> Work to complete
Go through the entries below and count the lines holding the word "Número". Reply with only the number, please.

> Extracted entries

###

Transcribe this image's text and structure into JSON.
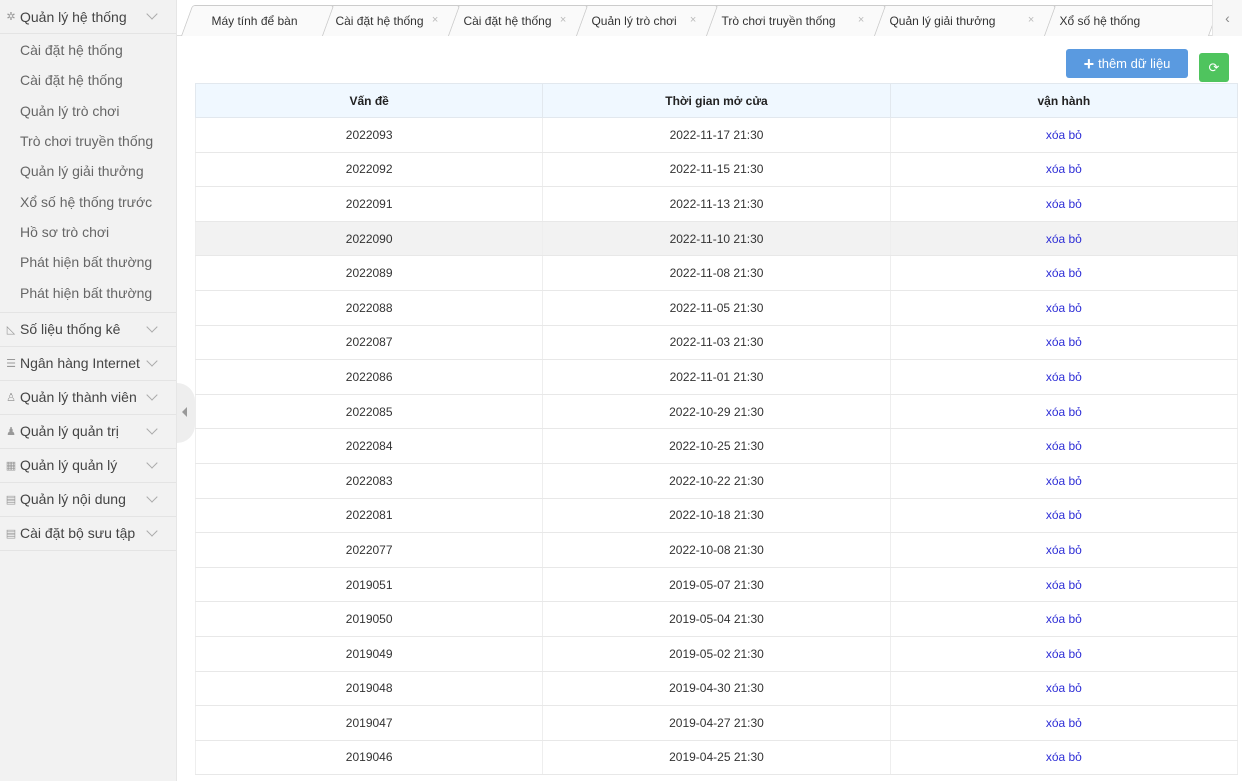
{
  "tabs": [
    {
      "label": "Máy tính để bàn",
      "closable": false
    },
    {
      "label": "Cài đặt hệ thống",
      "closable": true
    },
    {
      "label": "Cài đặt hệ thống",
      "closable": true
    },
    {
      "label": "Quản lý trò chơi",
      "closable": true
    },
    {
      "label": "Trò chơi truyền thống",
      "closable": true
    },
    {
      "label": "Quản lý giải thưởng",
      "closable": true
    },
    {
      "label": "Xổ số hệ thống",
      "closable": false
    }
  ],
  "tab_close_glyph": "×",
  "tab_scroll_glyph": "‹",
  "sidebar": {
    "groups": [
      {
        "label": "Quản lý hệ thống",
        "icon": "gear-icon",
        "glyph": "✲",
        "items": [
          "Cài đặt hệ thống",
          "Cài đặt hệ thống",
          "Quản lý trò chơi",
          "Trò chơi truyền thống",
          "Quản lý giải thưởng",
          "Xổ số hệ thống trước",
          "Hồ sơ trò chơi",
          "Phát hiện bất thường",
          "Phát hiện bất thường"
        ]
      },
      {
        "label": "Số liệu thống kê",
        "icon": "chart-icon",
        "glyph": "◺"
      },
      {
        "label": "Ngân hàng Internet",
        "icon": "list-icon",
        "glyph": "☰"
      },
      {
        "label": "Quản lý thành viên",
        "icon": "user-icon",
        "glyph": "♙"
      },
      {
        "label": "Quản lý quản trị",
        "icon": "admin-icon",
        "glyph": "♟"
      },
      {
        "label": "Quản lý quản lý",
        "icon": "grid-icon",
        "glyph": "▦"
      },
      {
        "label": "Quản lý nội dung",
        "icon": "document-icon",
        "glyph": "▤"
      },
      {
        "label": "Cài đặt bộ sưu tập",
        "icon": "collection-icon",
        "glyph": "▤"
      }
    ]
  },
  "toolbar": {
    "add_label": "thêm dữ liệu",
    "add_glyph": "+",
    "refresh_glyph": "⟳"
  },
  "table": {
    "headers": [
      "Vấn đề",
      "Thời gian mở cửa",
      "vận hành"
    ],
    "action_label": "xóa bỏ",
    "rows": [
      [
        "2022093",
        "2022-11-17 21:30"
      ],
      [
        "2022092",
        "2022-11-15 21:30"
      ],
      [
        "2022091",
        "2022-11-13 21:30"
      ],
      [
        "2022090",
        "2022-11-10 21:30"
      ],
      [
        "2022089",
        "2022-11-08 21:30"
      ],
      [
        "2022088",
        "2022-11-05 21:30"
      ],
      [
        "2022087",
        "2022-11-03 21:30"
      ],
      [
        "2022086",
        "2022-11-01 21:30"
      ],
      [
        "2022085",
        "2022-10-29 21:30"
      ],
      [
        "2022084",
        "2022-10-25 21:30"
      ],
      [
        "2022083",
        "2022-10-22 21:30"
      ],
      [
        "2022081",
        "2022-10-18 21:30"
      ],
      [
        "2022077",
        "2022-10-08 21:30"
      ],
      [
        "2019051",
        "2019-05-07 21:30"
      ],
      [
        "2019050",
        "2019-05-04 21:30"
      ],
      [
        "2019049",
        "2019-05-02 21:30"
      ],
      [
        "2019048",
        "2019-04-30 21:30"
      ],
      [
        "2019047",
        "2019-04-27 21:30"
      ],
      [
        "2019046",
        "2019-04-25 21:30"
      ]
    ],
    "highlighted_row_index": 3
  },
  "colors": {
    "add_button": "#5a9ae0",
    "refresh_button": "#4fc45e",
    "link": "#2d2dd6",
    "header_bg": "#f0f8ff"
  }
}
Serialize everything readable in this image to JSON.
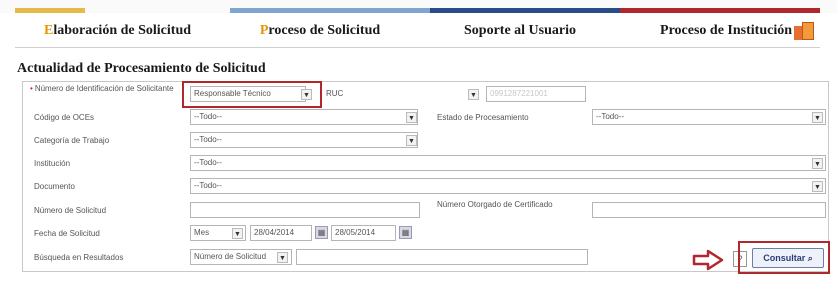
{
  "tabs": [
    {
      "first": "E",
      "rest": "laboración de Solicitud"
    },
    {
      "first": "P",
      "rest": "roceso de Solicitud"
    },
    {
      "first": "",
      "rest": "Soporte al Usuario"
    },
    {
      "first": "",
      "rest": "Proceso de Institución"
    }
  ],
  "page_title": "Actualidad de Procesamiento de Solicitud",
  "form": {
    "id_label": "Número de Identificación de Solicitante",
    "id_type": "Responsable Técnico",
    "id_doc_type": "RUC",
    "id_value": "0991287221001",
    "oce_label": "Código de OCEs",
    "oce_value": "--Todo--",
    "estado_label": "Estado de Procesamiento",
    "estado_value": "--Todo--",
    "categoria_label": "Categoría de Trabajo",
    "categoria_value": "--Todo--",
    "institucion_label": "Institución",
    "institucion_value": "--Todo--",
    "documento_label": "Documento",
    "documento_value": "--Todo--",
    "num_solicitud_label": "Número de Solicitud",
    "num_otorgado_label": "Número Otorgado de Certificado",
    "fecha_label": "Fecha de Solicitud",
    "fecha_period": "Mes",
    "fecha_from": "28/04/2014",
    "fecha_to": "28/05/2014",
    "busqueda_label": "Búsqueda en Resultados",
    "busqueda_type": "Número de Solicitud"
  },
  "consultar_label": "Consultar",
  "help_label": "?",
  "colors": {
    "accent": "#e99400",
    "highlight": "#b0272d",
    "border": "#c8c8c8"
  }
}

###

> Problem solution
4